Referenced by
Citing PatentFiling datePublication dateApplicantTitle
US7678398 *Sep 15, 2006Mar 16, 2010Rpc Bramlage GmbhInsert for pressurized containers for liquids, especially beverage containers
US7798360 *Jul 24, 2006Sep 21, 2010Roberts Tyrone JReusable penetratable seal
US8276616Mar 15, 2010Oct 2, 2012Xylem Ip Holdings LlcHigh pressure duckbill valve and insert
US20070009633 *Sep 15, 2006Jan 11, 2007Heide Stefan V DInsert for pressurized containers for liquids, especially beverage containers
US20080017652 *Jul 24, 2006Jan 24, 2008Roberts Tyrone JReusable penetratable seal
US20110108139 *May 12, 2011Itt Manufacturing Enterprises, Inc.High pressure duckbill valve and insert
US20130118123 *Jan 3, 2013May 16, 2013Inoflate, LlcMethod and device for pressurizing containers
Classifications
U.S. Classification99/277, 220/505, 220/23.83, 220/503, 426/124, 220/23.86, 205/454, 426/131, 220/203.19, 220/501, 220/203.11, 222/212, 220/203.29
International ClassificationB65D51/16, B65D83/44
Cooperative ClassificationB65D85/73
European ClassificationB65D85/73
Legal Events
DateCodeEventDescription
Apr 24, 2000ASAssignment
Owner name: HEWLETT-PACKARD COMPANY, COLORADO
Free format text: MERGER;ASSIGNOR:HEWLETT-PACKARD COMPANY;REEL/FRAME:010759/0049
Effective date: 19980520
Aug 20, 2002ASAssignment
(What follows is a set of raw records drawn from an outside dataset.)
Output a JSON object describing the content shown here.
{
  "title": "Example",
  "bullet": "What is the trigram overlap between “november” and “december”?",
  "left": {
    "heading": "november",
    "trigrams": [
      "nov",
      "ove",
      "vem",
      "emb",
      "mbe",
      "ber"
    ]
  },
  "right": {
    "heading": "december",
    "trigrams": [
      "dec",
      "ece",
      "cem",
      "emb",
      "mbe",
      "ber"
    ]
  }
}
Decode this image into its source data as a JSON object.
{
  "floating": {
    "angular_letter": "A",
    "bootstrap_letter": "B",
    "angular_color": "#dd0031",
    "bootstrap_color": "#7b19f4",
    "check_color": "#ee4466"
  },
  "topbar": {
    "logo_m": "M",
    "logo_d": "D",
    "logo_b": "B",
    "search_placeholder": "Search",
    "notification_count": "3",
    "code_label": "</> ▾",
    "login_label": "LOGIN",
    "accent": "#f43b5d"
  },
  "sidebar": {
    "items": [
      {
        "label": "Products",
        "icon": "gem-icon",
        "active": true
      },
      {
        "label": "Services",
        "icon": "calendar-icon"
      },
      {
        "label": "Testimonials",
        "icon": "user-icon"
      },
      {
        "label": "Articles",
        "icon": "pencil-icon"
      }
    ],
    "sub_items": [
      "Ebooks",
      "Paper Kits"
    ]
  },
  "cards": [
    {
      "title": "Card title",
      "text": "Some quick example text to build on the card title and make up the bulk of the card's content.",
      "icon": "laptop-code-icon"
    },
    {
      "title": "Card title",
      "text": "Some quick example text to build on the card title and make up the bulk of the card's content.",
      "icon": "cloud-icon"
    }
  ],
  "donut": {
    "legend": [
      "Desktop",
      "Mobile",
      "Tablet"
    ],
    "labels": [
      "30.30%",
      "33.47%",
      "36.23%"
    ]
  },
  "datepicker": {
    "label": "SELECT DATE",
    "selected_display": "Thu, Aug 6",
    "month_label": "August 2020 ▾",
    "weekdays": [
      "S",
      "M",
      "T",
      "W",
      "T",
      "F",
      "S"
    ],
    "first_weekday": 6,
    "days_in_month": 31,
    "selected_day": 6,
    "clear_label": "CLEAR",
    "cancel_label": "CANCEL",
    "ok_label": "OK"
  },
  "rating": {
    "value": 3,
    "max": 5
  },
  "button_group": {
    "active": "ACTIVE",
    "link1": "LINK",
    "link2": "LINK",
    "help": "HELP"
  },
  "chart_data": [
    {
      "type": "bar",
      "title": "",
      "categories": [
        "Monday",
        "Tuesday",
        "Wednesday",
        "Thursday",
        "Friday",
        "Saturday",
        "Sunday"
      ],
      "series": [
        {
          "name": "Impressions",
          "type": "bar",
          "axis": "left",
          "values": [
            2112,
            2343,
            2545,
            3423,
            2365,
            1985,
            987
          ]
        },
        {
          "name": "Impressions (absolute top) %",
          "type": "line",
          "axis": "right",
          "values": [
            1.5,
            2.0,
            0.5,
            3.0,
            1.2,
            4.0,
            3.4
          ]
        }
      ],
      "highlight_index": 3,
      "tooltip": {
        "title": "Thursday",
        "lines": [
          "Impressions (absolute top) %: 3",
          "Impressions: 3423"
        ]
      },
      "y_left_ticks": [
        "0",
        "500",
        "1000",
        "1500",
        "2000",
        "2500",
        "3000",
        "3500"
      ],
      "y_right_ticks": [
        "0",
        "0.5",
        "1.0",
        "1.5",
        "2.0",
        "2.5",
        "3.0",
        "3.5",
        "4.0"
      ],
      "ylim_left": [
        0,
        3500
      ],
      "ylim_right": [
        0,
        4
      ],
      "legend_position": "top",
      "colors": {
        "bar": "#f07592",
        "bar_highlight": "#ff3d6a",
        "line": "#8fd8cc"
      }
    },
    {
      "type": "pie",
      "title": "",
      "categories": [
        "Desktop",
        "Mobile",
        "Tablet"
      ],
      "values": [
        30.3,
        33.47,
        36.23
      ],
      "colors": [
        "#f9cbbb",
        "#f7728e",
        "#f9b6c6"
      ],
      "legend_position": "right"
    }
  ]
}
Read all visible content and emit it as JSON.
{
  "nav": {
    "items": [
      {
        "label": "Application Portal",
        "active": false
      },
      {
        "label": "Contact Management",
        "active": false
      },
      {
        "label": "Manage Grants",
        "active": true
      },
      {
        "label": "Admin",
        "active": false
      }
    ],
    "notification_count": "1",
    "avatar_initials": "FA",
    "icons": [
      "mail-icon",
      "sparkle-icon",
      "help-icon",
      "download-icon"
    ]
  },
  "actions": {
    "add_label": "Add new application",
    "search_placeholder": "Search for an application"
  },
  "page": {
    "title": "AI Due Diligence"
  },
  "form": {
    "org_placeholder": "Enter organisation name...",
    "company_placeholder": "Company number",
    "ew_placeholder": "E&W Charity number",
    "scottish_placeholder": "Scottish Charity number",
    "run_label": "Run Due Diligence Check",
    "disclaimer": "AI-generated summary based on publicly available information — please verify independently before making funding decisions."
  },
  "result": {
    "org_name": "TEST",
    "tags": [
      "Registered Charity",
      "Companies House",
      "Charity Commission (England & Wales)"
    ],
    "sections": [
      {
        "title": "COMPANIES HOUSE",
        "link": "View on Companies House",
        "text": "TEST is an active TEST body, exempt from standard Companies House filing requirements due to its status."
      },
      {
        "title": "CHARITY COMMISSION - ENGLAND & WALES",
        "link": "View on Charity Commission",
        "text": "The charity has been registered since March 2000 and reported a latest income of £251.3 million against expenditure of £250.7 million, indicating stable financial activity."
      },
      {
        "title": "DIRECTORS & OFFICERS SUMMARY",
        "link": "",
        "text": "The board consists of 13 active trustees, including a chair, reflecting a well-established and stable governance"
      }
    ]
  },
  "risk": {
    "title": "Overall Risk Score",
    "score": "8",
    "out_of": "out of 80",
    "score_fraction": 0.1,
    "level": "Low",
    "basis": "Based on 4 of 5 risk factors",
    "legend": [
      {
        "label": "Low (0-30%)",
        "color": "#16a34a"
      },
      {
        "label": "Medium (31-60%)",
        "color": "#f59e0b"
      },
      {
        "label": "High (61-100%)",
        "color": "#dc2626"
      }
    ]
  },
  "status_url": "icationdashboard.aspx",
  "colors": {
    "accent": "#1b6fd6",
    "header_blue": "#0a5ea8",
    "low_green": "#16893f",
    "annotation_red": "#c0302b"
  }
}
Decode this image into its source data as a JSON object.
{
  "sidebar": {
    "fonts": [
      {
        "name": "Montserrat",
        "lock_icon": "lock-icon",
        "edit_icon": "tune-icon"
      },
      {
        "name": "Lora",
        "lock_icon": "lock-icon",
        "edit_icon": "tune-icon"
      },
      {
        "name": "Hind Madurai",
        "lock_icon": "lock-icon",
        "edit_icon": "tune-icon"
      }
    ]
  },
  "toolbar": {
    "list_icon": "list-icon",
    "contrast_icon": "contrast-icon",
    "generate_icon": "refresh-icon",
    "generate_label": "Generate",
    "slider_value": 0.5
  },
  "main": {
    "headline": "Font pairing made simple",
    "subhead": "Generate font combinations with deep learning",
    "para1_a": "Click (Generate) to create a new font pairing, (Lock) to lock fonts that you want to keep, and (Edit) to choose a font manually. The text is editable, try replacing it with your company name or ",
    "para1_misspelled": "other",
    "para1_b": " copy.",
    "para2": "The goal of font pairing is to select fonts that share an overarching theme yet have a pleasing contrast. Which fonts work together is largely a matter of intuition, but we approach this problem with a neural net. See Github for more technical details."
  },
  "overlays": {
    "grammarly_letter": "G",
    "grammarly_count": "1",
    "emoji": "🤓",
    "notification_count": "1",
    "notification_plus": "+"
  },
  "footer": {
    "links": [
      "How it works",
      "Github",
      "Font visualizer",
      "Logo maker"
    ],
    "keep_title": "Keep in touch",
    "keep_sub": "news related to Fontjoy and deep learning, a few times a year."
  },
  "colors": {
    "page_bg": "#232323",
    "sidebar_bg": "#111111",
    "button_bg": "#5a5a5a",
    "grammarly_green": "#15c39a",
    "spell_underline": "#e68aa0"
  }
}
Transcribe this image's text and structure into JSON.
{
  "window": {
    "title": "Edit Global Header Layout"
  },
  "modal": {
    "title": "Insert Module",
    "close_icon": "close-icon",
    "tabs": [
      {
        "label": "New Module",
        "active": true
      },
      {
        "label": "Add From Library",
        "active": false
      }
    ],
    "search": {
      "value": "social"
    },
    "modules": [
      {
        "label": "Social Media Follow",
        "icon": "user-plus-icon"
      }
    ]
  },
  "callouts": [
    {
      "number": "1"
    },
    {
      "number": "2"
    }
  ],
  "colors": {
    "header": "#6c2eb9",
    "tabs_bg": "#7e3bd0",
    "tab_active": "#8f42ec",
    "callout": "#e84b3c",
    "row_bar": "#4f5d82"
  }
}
Owner name: HEINEKEN TECHNICAL SERVICES BV, NETHERLANDS
Free format text: ASSIGNMENT OF ASSIGNORS INTEREST;ASSIGNORS:MONDSZEIN, KARL;GASTALL, SIAN B;REEL/FRAME:013870/0321;SIGNING DATES FROM 20020715 TO 20020806
Owner name: LAWSON MARDEN PACKAGING UK LIMITED, UNITED KINGDOM
Free format text: ASSIGNMENT OF ASSIGNORS INTEREST;ASSIGNORS:MONDSZEIN, KARL;GASTALL, SIAN B;REEL/FRAME:013870/0321;SIGNING DATES FROM 20020715 TO 20020806
Owner name: WHITBREAD PLC, UNITED KINGDOM
Free format text: ASSIGNMENT OF ASSIGNORS INTEREST;ASSIGNORS:MONDSZEIN, KARL;GASTALL, SIAN B;REEL/FRAME:013870/0321;SIGNING DATES FROM 20020715 TO 20020806
Jan 17, 2011REMIMaintenance fee reminder mailed
Jun 12, 2011LAPSLapse for failure to pay maintenance fees
Aug 2, 2011FPExpired due to failure to pay maintenance fee
Effective date: 20110612